- **Exercise requirements**
Please output the whole listing below exactly as it is.

===== Information

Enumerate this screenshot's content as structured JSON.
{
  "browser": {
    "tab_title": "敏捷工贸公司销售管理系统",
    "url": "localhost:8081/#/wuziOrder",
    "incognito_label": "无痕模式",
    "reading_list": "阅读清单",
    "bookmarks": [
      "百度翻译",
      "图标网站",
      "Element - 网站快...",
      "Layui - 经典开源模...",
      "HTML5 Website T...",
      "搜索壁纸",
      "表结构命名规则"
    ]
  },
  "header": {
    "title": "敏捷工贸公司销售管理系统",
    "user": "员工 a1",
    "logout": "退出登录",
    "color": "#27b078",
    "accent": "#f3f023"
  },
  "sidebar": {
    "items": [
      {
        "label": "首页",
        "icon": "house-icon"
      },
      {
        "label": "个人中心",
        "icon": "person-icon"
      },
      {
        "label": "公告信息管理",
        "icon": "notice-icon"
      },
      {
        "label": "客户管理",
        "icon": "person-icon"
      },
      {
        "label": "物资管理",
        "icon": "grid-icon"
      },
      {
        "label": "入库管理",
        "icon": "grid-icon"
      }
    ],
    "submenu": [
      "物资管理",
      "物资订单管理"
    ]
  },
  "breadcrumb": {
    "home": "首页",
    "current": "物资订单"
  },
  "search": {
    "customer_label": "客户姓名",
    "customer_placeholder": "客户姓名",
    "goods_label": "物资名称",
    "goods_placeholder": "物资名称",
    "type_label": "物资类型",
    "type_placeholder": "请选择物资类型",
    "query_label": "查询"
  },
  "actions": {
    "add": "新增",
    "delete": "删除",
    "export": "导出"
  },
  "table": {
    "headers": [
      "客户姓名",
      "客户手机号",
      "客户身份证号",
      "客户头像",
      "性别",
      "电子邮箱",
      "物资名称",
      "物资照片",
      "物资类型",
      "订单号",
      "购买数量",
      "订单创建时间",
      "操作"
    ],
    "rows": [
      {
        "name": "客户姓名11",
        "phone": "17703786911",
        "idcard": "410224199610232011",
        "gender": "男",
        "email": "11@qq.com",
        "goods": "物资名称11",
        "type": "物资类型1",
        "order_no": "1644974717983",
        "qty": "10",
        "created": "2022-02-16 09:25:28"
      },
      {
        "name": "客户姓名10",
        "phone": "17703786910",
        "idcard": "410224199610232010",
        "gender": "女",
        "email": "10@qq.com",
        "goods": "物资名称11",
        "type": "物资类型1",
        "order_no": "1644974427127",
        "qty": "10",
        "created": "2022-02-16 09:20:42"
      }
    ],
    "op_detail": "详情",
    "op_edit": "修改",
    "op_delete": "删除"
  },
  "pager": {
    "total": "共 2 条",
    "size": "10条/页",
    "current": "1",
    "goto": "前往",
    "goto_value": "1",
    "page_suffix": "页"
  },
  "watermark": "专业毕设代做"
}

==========

- **The completed task**
Enumerate this screenshot's content as structured JSON.
{
  "browser": {
    "tab_title": "敏捷工贸公司销售管理系统",
    "url": "localhost:8081/#/wuziOrder",
    "incognito_label": "无痕模式",
    "reading_list": "阅读清单",
    "bookmarks": [
      "百度翻译",
      "图标网站",
      "Element - 网站快...",
      "Layui - 经典开源模...",
      "HTML5 Website T...",
      "搜索壁纸",
      "表结构命名规则"
    ]
  },
  "header": {
    "title": "敏捷工贸公司销售管理系统",
    "user": "员工 a1",
    "logout": "退出登录",
    "color": "#27b078",
    "accent": "#f3f023"
  },
  "sidebar": {
    "items": [
      {
        "label": "首页",
        "icon": "house-icon"
      },
      {
        "label": "个人中心",
        "icon": "person-icon"
      },
      {
        "label": "公告信息管理",
        "icon": "notice-icon"
      },
      {
        "label": "客户管理",
        "icon": "person-icon"
      },
      {
        "label": "物资管理",
        "icon": "grid-icon"
      },
      {
        "label": "入库管理",
        "icon": "grid-icon"
      }
    ],
    "submenu": [
      "物资管理",
      "物资订单管理"
    ]
  },
  "breadcrumb": {
    "home": "首页",
    "current": "物资订单"
  },
  "search": {
    "customer_label": "客户姓名",
    "customer_placeholder": "客户姓名",
    "goods_label": "物资名称",
    "goods_placeholder": "物资名称",
    "type_label": "物资类型",
    "type_placeholder": "请选择物资类型",
    "query_label": "查询"
  },
  "actions": {
    "add": "新增",
    "delete": "删除",
    "export": "导出"
  },
  "table": {
    "headers": [
      "客户姓名",
      "客户手机号",
      "客户身份证号",
      "客户头像",
      "性别",
      "电子邮箱",
      "物资名称",
      "物资照片",
      "物资类型",
      "订单号",
      "购买数量",
      "订单创建时间",
      "操作"
    ],
    "rows": [
      {
        "name": "客户姓名11",
        "phone": "17703786911",
        "idcard": "410224199610232011",
        "gender": "男",
        "email": "11@qq.com",
        "goods": "物资名称11",
        "type": "物资类型1",
        "order_no": "1644974717983",
        "qty": "10",
        "created": "2022-02-16 09:25:28"
      },
      {
        "name": "客户姓名10",
        "phone": "17703786910",
        "idcard": "410224199610232010",
        "gender": "女",
        "email": "10@qq.com",
        "goods": "物资名称11",
        "type": "物资类型1",
        "order_no": "1644974427127",
        "qty": "10",
        "created": "2022-02-16 09:20:42"
      }
    ],
    "op_detail": "详情",
    "op_edit": "修改",
    "op_delete": "删除"
  },
  "pager": {
    "total": "共 2 条",
    "size": "10条/页",
    "current": "1",
    "goto": "前往",
    "goto_value": "1",
    "page_suffix": "页"
  },
  "watermark": "专业毕设代做"
}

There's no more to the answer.